* Exercise requirements
How many lines of the data contain the word "Rendering"? Give only that number.

* Dataset excerpts
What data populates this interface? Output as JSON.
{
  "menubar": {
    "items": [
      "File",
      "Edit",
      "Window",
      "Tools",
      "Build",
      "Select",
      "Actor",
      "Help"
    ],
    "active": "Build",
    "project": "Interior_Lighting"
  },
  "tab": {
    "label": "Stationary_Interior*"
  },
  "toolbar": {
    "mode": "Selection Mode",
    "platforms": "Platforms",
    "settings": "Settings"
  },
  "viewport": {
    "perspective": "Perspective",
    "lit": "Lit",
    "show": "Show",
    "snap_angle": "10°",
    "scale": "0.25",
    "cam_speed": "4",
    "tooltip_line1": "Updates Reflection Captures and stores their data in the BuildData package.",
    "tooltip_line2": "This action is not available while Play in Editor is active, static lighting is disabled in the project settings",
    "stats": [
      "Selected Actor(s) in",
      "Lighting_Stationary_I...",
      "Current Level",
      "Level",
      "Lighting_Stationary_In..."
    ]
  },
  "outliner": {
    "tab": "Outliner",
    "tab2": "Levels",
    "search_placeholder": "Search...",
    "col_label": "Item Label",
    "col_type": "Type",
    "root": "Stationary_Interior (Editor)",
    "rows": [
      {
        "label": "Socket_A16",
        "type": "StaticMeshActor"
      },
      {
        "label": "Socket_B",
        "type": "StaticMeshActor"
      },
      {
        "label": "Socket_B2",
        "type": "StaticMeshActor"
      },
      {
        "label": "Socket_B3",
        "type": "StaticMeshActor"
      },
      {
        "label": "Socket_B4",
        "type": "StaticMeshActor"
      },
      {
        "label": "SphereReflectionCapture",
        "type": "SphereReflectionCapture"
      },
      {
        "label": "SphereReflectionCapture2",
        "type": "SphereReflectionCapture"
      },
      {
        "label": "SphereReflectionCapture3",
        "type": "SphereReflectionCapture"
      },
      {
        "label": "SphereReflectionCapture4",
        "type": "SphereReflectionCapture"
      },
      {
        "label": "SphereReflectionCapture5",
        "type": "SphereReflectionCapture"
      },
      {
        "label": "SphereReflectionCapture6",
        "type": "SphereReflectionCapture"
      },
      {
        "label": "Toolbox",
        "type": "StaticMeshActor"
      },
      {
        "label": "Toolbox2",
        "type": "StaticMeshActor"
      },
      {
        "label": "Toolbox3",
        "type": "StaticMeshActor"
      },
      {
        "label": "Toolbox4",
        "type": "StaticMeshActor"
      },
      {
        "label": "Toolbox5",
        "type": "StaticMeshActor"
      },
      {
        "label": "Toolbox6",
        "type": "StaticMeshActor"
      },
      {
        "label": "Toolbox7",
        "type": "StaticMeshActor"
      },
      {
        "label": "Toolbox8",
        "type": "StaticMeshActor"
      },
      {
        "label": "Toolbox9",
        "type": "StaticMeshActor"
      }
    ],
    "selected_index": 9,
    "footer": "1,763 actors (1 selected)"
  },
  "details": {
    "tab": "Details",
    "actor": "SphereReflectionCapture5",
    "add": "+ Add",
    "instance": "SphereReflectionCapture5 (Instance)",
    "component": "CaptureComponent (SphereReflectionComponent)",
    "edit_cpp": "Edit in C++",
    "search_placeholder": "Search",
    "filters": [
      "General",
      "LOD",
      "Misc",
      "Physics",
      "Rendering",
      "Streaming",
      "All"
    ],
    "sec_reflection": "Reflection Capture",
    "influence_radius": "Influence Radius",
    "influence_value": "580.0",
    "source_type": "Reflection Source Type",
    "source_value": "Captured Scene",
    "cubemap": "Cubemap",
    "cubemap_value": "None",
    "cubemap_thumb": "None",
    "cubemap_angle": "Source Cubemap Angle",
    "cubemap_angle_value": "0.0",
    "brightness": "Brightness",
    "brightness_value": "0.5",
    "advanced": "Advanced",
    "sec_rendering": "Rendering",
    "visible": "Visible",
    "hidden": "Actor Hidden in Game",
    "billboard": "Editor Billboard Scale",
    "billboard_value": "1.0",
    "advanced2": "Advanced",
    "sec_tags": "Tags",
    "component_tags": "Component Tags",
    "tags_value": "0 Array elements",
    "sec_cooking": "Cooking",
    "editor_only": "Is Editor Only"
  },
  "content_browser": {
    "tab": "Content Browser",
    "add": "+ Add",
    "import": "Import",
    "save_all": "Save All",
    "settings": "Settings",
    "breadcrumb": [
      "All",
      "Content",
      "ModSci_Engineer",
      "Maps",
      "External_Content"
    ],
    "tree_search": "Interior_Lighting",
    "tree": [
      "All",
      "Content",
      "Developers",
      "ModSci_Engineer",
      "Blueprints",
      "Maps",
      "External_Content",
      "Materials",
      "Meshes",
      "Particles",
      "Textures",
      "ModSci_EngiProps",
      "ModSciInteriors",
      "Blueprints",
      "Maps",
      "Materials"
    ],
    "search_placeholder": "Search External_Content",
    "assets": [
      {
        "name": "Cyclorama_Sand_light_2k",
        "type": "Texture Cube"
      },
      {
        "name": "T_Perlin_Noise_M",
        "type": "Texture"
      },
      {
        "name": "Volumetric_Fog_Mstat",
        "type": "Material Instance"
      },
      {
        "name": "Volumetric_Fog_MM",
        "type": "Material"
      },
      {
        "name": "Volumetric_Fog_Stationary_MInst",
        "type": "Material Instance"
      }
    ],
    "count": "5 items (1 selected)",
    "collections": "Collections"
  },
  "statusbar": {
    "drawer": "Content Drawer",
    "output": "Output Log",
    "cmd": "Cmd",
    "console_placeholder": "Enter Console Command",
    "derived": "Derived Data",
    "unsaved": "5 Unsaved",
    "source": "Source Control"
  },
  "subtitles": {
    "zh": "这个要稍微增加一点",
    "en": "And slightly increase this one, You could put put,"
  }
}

* Exercise answer
2